And back to our Christmas focus, what about the religious part of Christmas? The government of China separates church and state. However according to an NPR report I heard while I was still on Maui, there are more Christians in China than there are Communist Party members. It is actually hard to join the Party—and in principle only the best and brightest get in.
We miss Johnny, our friends, and family, but overall we’ve had a great time throughout this holiday season. And although we haven’t been to any church, we have seen Christmas trees, heard Christmas songs, and when we went to our favorite restaurant here for Christmas Eve dinner, they were serving only western food like steak, pizzas, and hamburgers to celebrate the holiday.
This whole holiday season began about two weeks ago. To get ready for the holiday, we bought red, green, and silver garlands and a kind of glittery “palm tree” that I hung from the living room ceiling. The dean’s family from our apartment had left a little Christmas tree decorated by their 5-year-old son, so I brought that out, and we hung a string of lights, so our apartment took on a feel of Christmas.
Many of the students offered us Christmas wishes; some gave us presents: tea, which is grown here and is very valued, and red apples that signify a peaceful and good year ahead.
Christmas actually started for me on December 15. The fall has been beautiful with the changing leaves and crisp walking temperatures. But on that Wednesday morning when I stepped out on our balcony to hang out a few pieces of laundry, I thought I felt raindrops—but no, they were snow flakes, little light ones! I bundled up and rode my bike to class. At the end of those two hours, the ground was covered.
For some of the students, those from the south of China, it was the first time they had seen snow. Everyone was throwing snowballs and running around to play in the snow.
I had a night class on Wednesday too, and I worried about how slippery it would be with me riding my bike, but I made it. Thursday, I again had an 8am class and woke to the sound of lots of crunching–like small stones being thrown together by the waves right at the shoreline, but no, it was passing cars riding over the icy road in front of our apartment. On my bike, I made smaller crunching sounds all the way to class as my wheels broke up the ice. Everything was covered in about two inches of snow, and with the many trees and bushes here on campus, it did look like a winter wonderland.
Two hours later, although students were still throwing snowballs (and one student brought me a snowball present), and a few had made snowmen, when I left that class, the sun was out and the trees were “raining” clumps of melting snow.
By the following Sunday, I could find only a few clumps of dirty snow left. While it lasted, it was beautiful and a novelty for us.
As part of the holiday season, we’ve also gotten to enjoy performances and events. Many students are very talented. The following photos are from the freshman variety show that we saw about a week ago.
The ZAFU International Office gave foreign teachers and foreign students a party on Dec. 23. We had plenty to eat, sang (to mixed reviews) Jingle Bells, and watched others perform.

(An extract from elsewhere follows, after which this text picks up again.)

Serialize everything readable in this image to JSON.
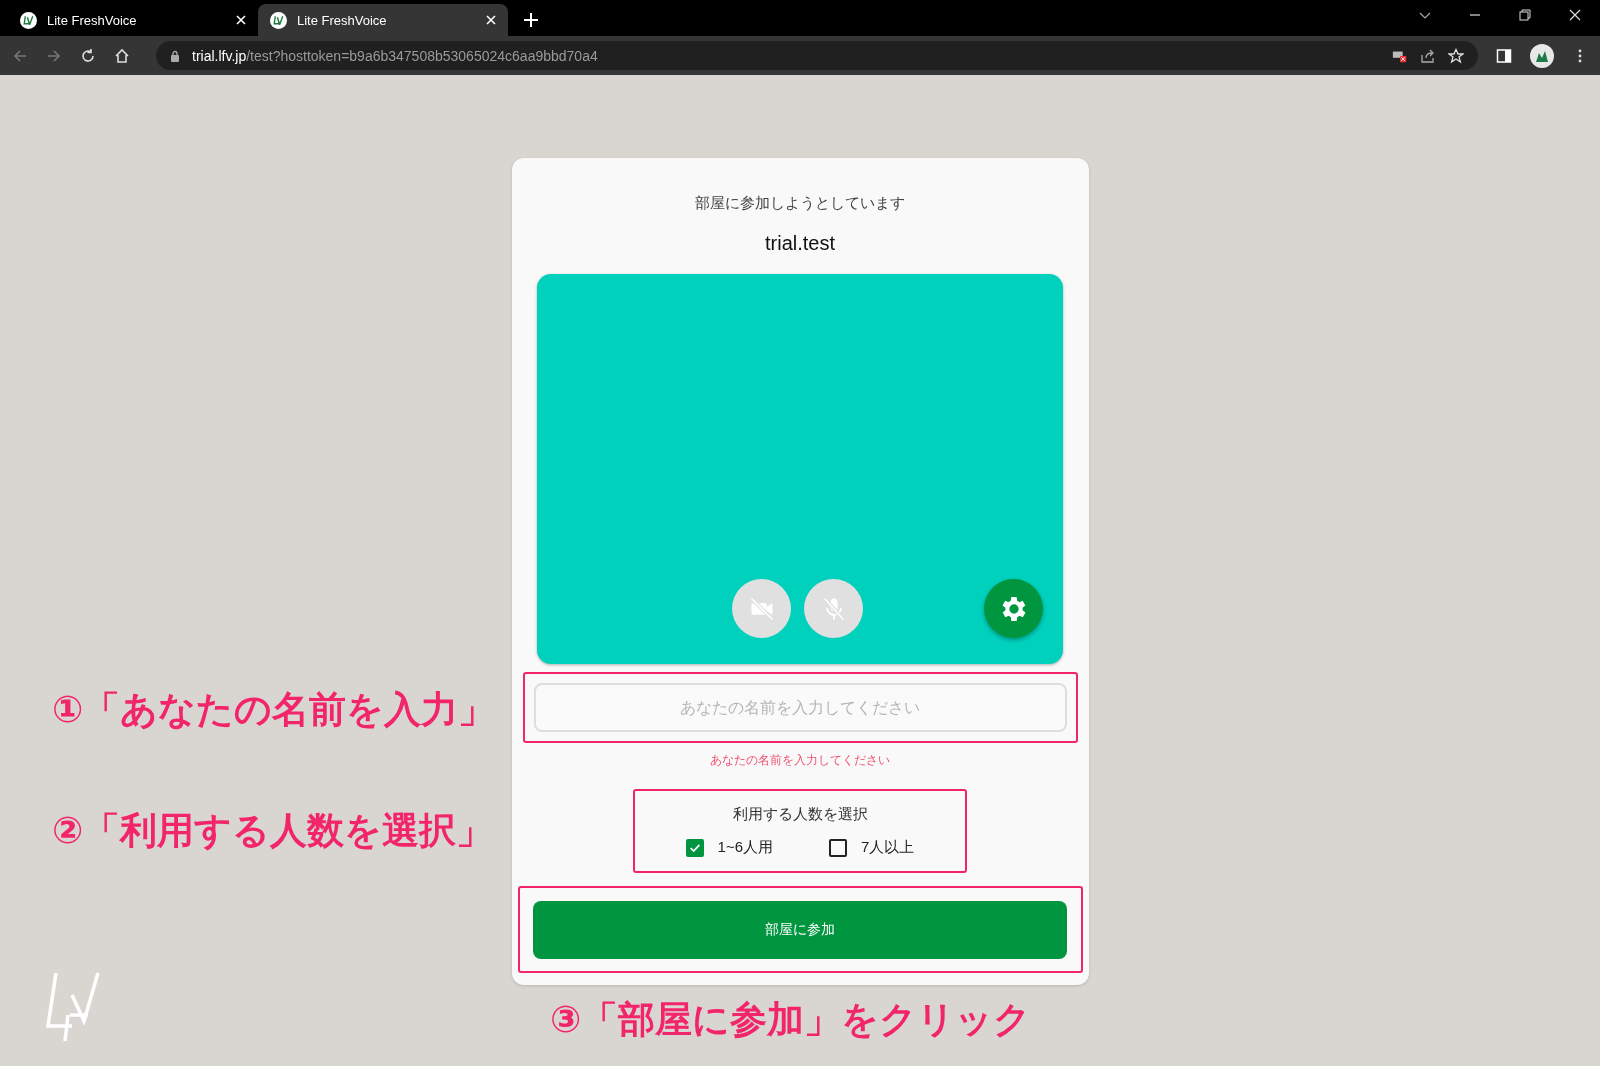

Our holiday break isn’t until January when the school closes for the coldest part of the winter. However, I’ve started giving final exams. Last Tuesday was the most intense when I gave about 90 individual one-on-one finals (and taught a two-hour class). I have about 240 students all together and will test the last 60 this coming week. On January 11, we leave here for Bali during the Winter Festival break at the school. We return at the end of February for the beginning of the spring term when the weather should be warming up.
We miss you and look forward to when we see you again. In the meantime, you could Skype us at <barrytkristel>; just download the free program and then call us. It would be wonderful to talk to you. We wish you a very Merry Christmas and health, happiness, and best wishes for the coming year. Aloha, Barry and Renée